BALLARAT North Primary School pupils literally got a helping hand to keep themselves safe yesterday.
The grades three to six pupils were told to have a handful of relatives or family friends they could turn to if they were in danger by child safety advocates Bruce and Denise Morcombe.
The Morcombes lost their son Daniel, 13, in December 2003 after he was abducted from a Queensland bus stop.
“Daniel felt safe minute by minute, hour by hour, day by day,” Mr Morcombe said.
“But within one hour of shutting the front door and walking to the bus stop, he was in a situation he couldn’t control.”
The pupils were told to “Recognise, React and Report”, recognising danger signs, reacting quickly to them and reporting any incidents to an adult.

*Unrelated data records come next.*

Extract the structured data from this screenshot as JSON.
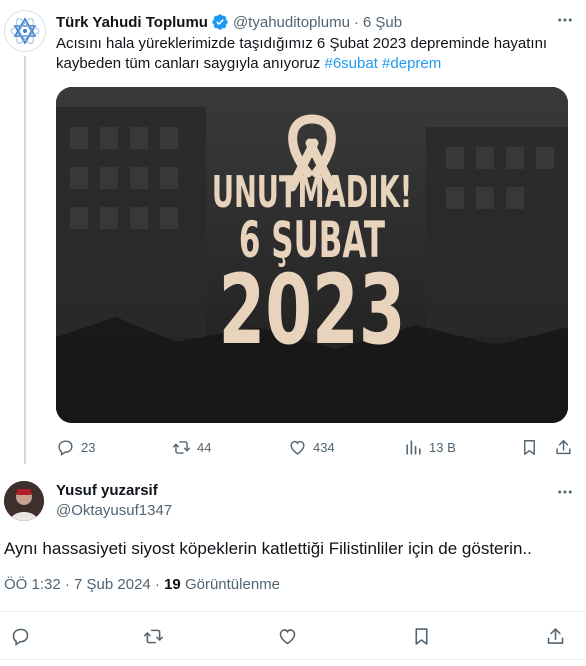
{
  "tweet": {
    "author_name": "Türk Yahudi Toplumu",
    "author_handle": "@tyahuditoplumu",
    "separator": "·",
    "date": "6 Şub",
    "text_plain": "Acısını hala yüreklerimizde  taşıdığımız 6 Şubat 2023 depreminde hayatını kaybeden tüm canları saygıyla anıyoruz ",
    "hashtag1": "#6subat",
    "hashtag2": "#deprem",
    "image": {
      "line1": "UNUTMADIK!",
      "line2": "6 ŞUBAT",
      "line3": "2023"
    },
    "stats": {
      "replies": "23",
      "retweets": "44",
      "likes": "434",
      "views": "13 B"
    }
  },
  "reply": {
    "author_name": "Yusuf yuzarsif",
    "author_handle": "@Oktayusuf1347",
    "text": "Aynı hassasiyeti siyost köpeklerin katlettiği Filistinliler için de gösterin..",
    "timestamp": "ÖÖ 1:32 · 7 Şub 2024 · ",
    "views_count": "19",
    "views_label": " Görüntülenme"
  },
  "colors": {
    "text": "#0f1419",
    "muted": "#536471",
    "accent": "#1d9bf0",
    "ribbon": "#e8d3bd"
  },
  "icons": {
    "verified": "verified-badge-icon",
    "more": "more-horizontal-icon",
    "reply": "reply-icon",
    "retweet": "retweet-icon",
    "like": "heart-icon",
    "views": "views-chart-icon",
    "bookmark": "bookmark-icon",
    "share": "share-icon"
  }
}
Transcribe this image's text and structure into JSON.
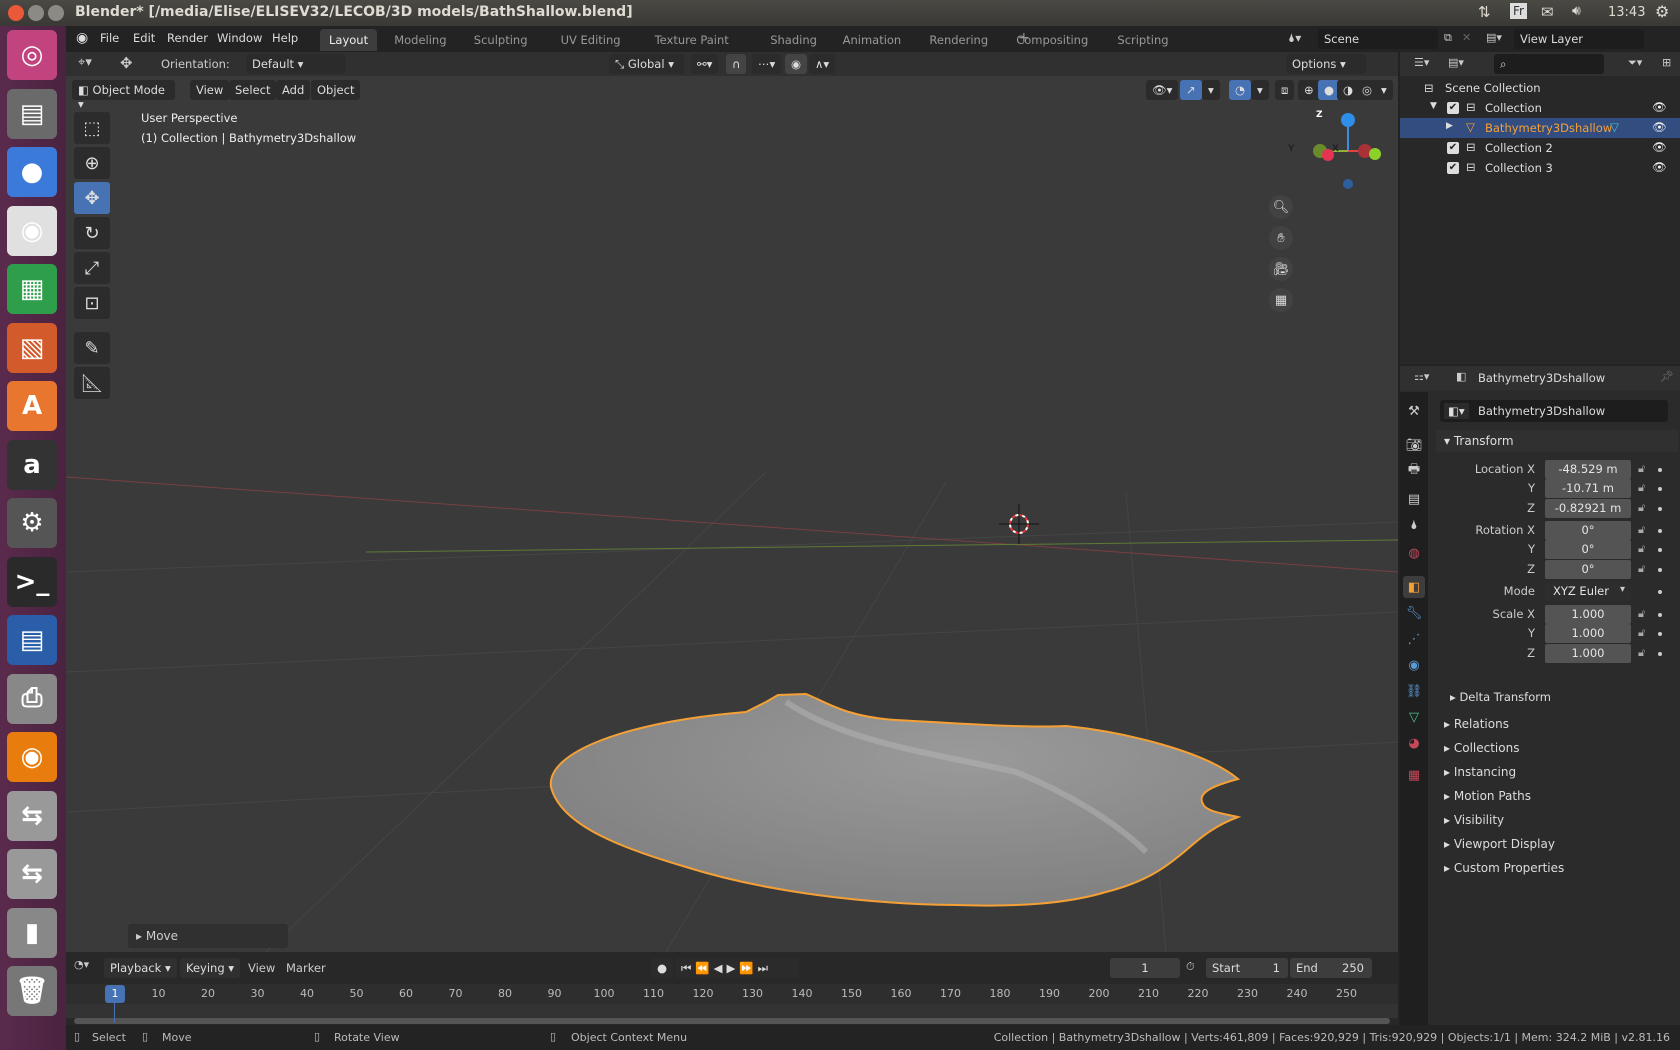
{
  "os": {
    "title": "Blender* [/media/Elise/ELISEV32/LECOB/3D models/BathShallow.blend]",
    "lang": "Fr",
    "clock": "13:43"
  },
  "launcher": [
    {
      "icon": "ubuntu-icon"
    },
    {
      "icon": "files-icon"
    },
    {
      "icon": "chromium-icon"
    },
    {
      "icon": "chrome-icon"
    },
    {
      "icon": "spreadsheet-icon"
    },
    {
      "icon": "presentation-icon"
    },
    {
      "icon": "software-center-icon"
    },
    {
      "icon": "amazon-icon"
    },
    {
      "icon": "settings-icon"
    },
    {
      "icon": "terminal-icon"
    },
    {
      "icon": "writer-icon"
    },
    {
      "icon": "scanner-icon"
    },
    {
      "icon": "blender-icon"
    },
    {
      "icon": "usb-drive-icon"
    },
    {
      "icon": "usb-drive-icon"
    },
    {
      "icon": "usb-stick-icon"
    },
    {
      "icon": "trash-icon"
    }
  ],
  "menus": [
    "File",
    "Edit",
    "Render",
    "Window",
    "Help"
  ],
  "workspaces": [
    "Layout",
    "Modeling",
    "Sculpting",
    "UV Editing",
    "Texture Paint",
    "Shading",
    "Animation",
    "Rendering",
    "Compositing",
    "Scripting"
  ],
  "active_workspace": "Layout",
  "scene": "Scene",
  "view_layer": "View Layer",
  "tool_header": {
    "orientation_label": "Orientation:",
    "orientation": "Default",
    "transform": "Global",
    "options": "Options"
  },
  "view_header": {
    "mode": "Object Mode",
    "menus": [
      "View",
      "Select",
      "Add",
      "Object"
    ]
  },
  "viewport": {
    "perspective": "User Perspective",
    "context": "(1) Collection | Bathymetry3Dshallow",
    "gizmo": {
      "z": "Z",
      "y": "Y",
      "x": "X"
    },
    "last_op": "Move"
  },
  "outliner": {
    "root": "Scene Collection",
    "items": [
      {
        "name": "Collection",
        "level": 1
      },
      {
        "name": "Bathymetry3Dshallow",
        "level": 2,
        "selected": true
      },
      {
        "name": "Collection 2",
        "level": 1
      },
      {
        "name": "Collection 3",
        "level": 1
      }
    ]
  },
  "properties": {
    "object": "Bathymetry3Dshallow",
    "name_field": "Bathymetry3Dshallow",
    "panel": "Transform",
    "rows": [
      {
        "label": "Location X",
        "value": "-48.529 m"
      },
      {
        "label": "Y",
        "value": "-10.71 m"
      },
      {
        "label": "Z",
        "value": "-0.82921 m"
      },
      {
        "label": "Rotation X",
        "value": "0°"
      },
      {
        "label": "Y",
        "value": "0°"
      },
      {
        "label": "Z",
        "value": "0°"
      },
      {
        "label": "Mode",
        "value": "XYZ Euler"
      },
      {
        "label": "Scale X",
        "value": "1.000"
      },
      {
        "label": "Y",
        "value": "1.000"
      },
      {
        "label": "Z",
        "value": "1.000"
      }
    ],
    "subpanel": "Delta Transform",
    "sections": [
      "Relations",
      "Collections",
      "Instancing",
      "Motion Paths",
      "Visibility",
      "Viewport Display",
      "Custom Properties"
    ]
  },
  "timeline": {
    "menus": [
      "Playback",
      "Keying",
      "View",
      "Marker"
    ],
    "current": "1",
    "start_label": "Start",
    "start": "1",
    "end_label": "End",
    "end": "250",
    "ticks": [
      "10",
      "20",
      "30",
      "40",
      "50",
      "60",
      "70",
      "80",
      "90",
      "100",
      "110",
      "120",
      "130",
      "140",
      "150",
      "160",
      "170",
      "180",
      "190",
      "200",
      "210",
      "220",
      "230",
      "240",
      "250"
    ]
  },
  "status": {
    "select": "Select",
    "move": "Move",
    "rotate": "Rotate View",
    "context": "Object Context Menu",
    "stats": "Collection | Bathymetry3Dshallow | Verts:461,809 | Faces:920,929 | Tris:920,929 | Objects:1/1 | Mem: 324.2 MiB | v2.81.16"
  },
  "colors": {
    "accent": "#4772b3",
    "selection": "#f5a035",
    "selected_row": "#334d80"
  }
}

They were also advised to shout “no, my body belongs to me” and work out a family password for safety reasons, such as a stranger saying he’d been sent to pick them up.
Mrs Morcombe also spoke about the dangers of the internet.
“Most people in the community are good, not everyone driving past you in a car is an abductor, but you need to be observant and to trust your instincts,” Mrs Morcombe said.
Mr Morcombe finished the presentation by saying what he would now advise Daniel if he could have spoken to him on December 7, 2003 as he left home to get a haircut and buy Christmas presents.
“If I had one message to keep him safe, it would have been “Recognise, React and Report,” he said.
Ballarat North Primary School Student Representative Council president Bella Rizzoli said she found the presentation very interesting.
“I learnt that if you’re in danger, you always need to run to a safe location,” Bella said.
The school raised $500 for the Daniel Morcombe Foundation through a sports colour day last week.
A national day of child safety action, “Day for Daniel”, will be held on October 25 across Australia.